Footnote 23
Favero, M. S., & Arduino, M. J. (2006). Decontamination and Disinfection. In D. O. Fleming, & D. L. Hunt (Eds.), Biological Safety: Principles and Practices (4th ed., pp. pp. 373-381). Washington, D.C.: ASM Press.

Footnote 24
Neyra, E., Fonteyne, P. -., Swinne, D., Fauche, F., Bustamante, B., & Nolard, N. (2005). Epidemiology of human sporotrichosis investigated by amplified fragment length polymorphism. Journal of Clinical Microbiology, 43(3), 1348-1352.

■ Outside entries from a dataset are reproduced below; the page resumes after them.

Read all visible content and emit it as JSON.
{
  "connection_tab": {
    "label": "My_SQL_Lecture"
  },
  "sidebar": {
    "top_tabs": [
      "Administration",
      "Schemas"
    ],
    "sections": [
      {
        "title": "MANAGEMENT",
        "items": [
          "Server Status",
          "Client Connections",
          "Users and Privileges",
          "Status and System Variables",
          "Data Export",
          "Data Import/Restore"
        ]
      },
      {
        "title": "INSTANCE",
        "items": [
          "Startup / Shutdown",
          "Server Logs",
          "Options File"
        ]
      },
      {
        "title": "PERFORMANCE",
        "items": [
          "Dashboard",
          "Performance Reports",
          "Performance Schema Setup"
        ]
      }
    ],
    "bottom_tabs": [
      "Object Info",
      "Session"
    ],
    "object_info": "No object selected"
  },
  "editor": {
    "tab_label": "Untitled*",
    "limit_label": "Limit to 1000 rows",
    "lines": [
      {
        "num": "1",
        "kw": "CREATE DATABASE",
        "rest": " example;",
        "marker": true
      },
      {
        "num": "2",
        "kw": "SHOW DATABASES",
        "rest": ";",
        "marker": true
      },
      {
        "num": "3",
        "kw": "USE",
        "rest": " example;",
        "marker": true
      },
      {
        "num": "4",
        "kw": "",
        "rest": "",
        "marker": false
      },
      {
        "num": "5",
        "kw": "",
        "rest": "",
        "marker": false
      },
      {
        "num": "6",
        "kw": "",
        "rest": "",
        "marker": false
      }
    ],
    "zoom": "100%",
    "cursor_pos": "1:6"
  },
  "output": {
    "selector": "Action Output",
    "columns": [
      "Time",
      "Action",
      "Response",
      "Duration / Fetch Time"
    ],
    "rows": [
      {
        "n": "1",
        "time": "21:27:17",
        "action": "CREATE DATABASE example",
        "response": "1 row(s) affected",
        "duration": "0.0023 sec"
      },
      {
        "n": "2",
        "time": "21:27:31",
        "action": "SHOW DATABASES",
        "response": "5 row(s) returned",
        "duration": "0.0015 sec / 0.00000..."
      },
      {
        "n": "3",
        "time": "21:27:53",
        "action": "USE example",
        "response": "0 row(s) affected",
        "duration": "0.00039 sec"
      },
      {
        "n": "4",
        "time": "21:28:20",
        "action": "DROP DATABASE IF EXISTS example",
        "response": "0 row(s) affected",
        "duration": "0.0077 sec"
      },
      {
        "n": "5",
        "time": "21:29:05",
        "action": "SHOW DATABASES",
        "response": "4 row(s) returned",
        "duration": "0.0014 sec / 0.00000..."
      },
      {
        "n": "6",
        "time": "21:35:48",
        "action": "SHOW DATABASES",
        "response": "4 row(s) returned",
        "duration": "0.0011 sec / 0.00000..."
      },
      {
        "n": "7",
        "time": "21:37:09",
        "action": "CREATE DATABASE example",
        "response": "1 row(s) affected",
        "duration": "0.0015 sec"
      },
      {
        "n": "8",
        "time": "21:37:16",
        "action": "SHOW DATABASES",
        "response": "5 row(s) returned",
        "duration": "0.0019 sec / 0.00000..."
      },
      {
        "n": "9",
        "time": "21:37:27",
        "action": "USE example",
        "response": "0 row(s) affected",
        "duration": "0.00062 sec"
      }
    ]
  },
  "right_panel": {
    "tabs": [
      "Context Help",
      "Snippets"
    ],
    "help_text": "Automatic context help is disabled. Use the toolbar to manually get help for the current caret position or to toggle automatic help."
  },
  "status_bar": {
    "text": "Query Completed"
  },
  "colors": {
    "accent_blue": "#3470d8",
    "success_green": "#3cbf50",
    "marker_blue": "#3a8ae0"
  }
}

Footnote 25
Bolao, F., Podzamczer, D., Ventin, M., & Gudiol, F. (1994). Efficacy of acute phase and maintenance therapy with itraconazole in an AIDS patient with sporotrichosis. European Journal of Clinical Microbiology and Infectious Diseases, 13(7), 609-612.

Footnote 26
Thompson, D. W., & Kaplan, W. (1977). Laboratory acquired sporotrichosis. Sabouraudia Journal of Medical and Veterinary Mycology, 15(2), 167-170.

Footnote 27
Cooper, C. R., Dixon, D. M., & Salkin, I. F. (1992). Laboratory-acquired sporotrichosis. Journal of Medical and Veterinary Mycology, 30(2), 169-171.

Footnote 28
Ishizaki, H., Ikeda, M., & Kurata, Y. (1979). Lymphocutaneous sporotrichosis caused by accidental inoculation. Journal of Dermatology, 6(5), 321-323.

Footnote 29
Ranjana, K. H., Chakrabarti, A., Kulachandra, M., Lokendra, K., & Devendra, H. (2001). Sporotrichosis in Manipur: Report of two cases. Ind. J. Dermatol. Venerol. Leprol., 67(2), 86-88.

Footnote 30
Human Pathogens and Toxins Act. S.C. 2009, c. 24. Government of Canada, Second Session, Fortieth Parliament, 57-58 Elizabeth II, 2009, (2009).

Footnote 31
Public Health Agency of Canada. (2004). In Best M., Graham M. L., Leitner R., Ouellette M. and Ugwu K. (Eds.), Laboratory Biosafety Guidelines (3rd ed.). Canada: Public Health Agency of Canada.